Consumer lawsuits over the advertising and promotion of <"https://www.yourlawyer.com/topics/overview/Dial-Complete-Antibacterial-Hand-Wash-Soap-Class-Action-Lawsuit">Dial Complete Antibacterial Foaming Antibacterial Handwash have been consolidated in a multidistrict litigation and transferred to U.S. District Court, District of New Hampshire. The consolidated Dial Complete lawsuits will be presided over by Judge Steven J. McAuliffe.
Marketing materials for Dial Complete make claims that the product â€œkills 99.99% of germsâ€ and â€œkills more germs than any other liquid hand soap” There are currently 10 lawsuits pending in seven federal districts which allege that these claims are false and misleading.
According to a Transfer Order issued by the U.S. Judicial Panel on Multidistrict Litigation (JPML) on August 18, these lawsuits involve common factual questions arising from the marketing and sale of Dial Complete Foaming Antibacterial Handwash. Plaintiffs in the actions allege that Dial made unsubstantiated health claims in its promotion of Dial Complete to consumers and further allege that Triclosan, the active antibacterial ingredient in Dial Complete, may lead to bacterial resistance. All of the lawsuits also purport to represent putative statewide classes of purchasers of Dial Complete, and plaintiffs in two of the actions also seek to represent putative nationwide classes of purchasers, according to the order.
The JPML found that the District of New Hampshire is “an appropriate transferee forum for this litigation. The allegations in this nationwide litigation do not have a strong connection to any particular district, and related actions are pending in many districts.” Judge Steven J. McAuliffe is an experienced transferee judge who is presiding over one of the related actions and is not currently presiding over other multidistrict litigation, the order states.
Dial Corporation received patents to market antibacterial Triclosan products in August 2000 and March 2001. From the start, marketing materials claimed that Triclosan enabled Dial Complete to outperform other soap products. For example, one promotional video for Dial Complete that targets janitorial product suppliers claims the product has the â€œhighest level of germ killing action,â€ â€œis the â€œ#1 antibacterial foaming hand soapâ€, and its â€œpatented activated Triclosan formulaâ€ allows it to be â€œ25x more effective than other antibacterial soaps.â€
In 2005, the U.S. Food & Drug Administration (FDA) concluded that antimicrobial soaps and sanitizers do not reduce the risk of illness and infection in the home.
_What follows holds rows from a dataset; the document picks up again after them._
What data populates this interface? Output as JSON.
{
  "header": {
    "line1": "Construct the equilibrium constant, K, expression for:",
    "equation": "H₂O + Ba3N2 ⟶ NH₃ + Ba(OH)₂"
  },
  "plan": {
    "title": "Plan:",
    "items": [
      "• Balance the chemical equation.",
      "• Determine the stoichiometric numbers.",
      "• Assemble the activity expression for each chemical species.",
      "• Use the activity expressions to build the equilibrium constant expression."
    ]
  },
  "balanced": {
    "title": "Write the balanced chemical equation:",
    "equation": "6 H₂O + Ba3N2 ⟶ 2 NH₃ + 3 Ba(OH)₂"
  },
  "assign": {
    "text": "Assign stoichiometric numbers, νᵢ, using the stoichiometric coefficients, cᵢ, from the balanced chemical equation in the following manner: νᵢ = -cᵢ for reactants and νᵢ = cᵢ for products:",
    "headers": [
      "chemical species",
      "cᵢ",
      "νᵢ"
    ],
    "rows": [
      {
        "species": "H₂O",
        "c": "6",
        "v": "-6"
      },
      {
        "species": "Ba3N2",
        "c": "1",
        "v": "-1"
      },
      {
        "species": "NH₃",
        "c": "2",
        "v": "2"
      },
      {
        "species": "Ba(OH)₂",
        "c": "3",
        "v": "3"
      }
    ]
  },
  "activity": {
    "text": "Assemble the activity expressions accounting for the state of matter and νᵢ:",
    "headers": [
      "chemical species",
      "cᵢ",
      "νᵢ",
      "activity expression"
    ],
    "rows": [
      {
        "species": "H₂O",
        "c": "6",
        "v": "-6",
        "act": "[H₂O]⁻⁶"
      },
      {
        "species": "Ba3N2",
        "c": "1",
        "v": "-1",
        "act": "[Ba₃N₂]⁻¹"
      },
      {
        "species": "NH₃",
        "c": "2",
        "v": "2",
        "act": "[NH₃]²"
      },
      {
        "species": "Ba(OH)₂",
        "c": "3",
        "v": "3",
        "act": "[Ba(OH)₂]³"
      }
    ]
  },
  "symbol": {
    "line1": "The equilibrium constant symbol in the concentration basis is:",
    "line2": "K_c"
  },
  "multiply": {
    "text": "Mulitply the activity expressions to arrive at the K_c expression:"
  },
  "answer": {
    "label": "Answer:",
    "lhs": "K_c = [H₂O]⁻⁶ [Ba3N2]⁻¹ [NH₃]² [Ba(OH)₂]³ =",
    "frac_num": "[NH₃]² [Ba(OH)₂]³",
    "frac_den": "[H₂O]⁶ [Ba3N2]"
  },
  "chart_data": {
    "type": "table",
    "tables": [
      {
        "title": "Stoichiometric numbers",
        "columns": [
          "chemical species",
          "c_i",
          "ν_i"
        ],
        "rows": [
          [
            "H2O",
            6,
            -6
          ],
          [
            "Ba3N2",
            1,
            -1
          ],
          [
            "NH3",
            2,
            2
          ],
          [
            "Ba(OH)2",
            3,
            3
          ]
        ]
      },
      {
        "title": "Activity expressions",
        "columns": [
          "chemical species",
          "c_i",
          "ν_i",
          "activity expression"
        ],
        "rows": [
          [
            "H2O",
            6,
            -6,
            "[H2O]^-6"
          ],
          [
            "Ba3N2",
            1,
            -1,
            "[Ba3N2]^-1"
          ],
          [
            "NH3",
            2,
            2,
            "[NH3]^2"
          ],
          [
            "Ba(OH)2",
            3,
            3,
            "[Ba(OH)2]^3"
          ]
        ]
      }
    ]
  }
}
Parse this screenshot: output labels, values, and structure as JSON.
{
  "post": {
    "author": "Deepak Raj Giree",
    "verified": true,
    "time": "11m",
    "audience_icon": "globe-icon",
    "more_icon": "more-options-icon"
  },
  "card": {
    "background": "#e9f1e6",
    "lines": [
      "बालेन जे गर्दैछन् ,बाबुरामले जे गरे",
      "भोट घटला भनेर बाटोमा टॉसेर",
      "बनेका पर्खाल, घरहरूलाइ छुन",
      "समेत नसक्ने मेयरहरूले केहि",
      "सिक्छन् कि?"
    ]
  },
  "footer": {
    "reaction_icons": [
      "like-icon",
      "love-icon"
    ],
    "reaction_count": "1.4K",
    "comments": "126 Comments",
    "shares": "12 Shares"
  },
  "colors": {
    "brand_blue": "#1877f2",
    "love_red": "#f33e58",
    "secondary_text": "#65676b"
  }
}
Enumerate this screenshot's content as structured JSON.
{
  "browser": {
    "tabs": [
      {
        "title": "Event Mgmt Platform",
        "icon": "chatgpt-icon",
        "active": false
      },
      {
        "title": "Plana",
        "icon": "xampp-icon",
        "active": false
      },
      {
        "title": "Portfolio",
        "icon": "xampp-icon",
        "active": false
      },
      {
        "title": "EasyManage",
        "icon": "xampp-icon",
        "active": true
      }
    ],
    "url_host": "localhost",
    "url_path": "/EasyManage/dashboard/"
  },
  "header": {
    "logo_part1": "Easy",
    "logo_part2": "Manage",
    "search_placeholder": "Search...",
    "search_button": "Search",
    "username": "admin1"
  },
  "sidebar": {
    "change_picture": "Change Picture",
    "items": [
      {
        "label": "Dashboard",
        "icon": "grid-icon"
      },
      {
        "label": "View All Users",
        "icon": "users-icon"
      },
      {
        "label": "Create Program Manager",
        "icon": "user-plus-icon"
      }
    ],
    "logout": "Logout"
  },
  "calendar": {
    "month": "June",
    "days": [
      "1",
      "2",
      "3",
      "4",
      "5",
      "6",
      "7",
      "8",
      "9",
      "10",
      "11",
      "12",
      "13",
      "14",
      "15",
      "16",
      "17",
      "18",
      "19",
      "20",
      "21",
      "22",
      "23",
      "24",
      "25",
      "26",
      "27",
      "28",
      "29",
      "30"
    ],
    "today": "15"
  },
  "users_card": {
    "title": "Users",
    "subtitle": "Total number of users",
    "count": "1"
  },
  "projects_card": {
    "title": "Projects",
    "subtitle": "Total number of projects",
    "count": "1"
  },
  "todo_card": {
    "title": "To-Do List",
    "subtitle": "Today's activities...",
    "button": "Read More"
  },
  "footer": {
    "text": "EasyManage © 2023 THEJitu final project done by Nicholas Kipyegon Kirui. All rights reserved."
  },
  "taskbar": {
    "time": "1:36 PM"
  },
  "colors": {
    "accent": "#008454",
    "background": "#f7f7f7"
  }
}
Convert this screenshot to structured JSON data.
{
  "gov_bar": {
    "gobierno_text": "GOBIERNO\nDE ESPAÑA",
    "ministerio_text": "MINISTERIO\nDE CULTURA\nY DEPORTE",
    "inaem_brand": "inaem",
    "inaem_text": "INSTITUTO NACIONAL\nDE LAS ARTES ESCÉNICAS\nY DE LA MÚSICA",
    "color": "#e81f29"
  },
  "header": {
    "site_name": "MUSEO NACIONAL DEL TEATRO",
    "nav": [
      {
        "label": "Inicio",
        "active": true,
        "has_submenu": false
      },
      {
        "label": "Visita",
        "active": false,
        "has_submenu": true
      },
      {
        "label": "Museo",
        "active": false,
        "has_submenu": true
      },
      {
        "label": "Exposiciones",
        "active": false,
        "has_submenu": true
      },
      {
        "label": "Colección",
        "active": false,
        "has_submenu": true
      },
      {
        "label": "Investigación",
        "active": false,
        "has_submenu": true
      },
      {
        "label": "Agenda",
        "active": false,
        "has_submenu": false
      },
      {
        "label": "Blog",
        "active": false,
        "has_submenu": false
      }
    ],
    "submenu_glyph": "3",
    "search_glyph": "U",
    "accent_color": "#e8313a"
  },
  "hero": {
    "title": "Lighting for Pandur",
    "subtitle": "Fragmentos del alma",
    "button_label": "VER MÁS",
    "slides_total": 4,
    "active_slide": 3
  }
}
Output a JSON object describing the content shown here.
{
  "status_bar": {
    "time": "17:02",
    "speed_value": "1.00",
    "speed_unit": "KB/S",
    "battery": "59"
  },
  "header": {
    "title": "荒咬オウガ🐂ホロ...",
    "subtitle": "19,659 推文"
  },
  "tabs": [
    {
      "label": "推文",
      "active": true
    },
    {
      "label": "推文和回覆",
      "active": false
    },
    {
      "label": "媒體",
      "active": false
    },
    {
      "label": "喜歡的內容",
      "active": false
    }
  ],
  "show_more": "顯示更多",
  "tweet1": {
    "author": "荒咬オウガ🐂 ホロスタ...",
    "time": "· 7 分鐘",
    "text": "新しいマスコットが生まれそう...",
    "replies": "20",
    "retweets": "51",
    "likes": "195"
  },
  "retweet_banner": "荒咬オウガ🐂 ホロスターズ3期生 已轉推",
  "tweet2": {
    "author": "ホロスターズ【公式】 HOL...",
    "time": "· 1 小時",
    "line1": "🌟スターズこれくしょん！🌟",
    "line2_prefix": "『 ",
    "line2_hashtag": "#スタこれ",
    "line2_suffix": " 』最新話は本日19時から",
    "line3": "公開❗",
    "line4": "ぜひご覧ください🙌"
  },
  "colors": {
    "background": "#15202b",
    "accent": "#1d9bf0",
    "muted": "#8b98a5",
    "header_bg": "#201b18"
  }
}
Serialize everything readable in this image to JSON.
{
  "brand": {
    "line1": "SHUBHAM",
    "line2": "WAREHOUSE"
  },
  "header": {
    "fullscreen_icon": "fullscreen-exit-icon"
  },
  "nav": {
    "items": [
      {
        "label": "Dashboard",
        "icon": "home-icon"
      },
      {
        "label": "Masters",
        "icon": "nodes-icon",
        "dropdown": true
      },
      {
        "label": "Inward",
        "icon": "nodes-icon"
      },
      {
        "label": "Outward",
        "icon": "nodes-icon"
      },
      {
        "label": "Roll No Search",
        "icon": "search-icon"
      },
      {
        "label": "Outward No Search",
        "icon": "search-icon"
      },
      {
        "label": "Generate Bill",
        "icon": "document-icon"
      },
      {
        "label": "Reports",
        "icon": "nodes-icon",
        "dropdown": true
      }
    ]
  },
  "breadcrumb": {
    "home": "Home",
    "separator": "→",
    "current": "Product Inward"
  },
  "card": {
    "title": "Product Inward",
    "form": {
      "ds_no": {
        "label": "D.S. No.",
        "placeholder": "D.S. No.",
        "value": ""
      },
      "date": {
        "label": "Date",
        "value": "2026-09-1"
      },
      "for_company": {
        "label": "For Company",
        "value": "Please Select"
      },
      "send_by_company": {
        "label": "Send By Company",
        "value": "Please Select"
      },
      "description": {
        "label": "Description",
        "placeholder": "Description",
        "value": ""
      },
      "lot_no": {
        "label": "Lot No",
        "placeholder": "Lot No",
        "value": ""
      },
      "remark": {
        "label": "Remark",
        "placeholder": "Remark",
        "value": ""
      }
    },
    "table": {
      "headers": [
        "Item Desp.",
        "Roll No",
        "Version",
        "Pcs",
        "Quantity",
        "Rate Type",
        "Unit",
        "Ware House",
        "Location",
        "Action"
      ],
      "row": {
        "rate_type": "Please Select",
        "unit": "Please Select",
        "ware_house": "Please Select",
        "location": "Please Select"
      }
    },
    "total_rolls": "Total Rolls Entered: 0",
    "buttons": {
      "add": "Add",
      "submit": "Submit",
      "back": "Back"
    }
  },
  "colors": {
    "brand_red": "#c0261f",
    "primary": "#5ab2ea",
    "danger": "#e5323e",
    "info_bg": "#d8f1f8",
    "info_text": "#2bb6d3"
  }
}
The Canadian Pediatric Society and the American Medical Association have concluded similarly. Then, in an April 8, 2010 â€œConsumer Updateâ€, the FDA stated that it does not have evidence that Triclosan-containing antibacterial soaps and body washes provide any extra health benefit over soap and water alone. According to Dial Complete lawsuits, Dial has continued to aggressively advertise Dial Complete as having substantial health benefits and being more effective in its use than ordinary soap and water, despite these facts.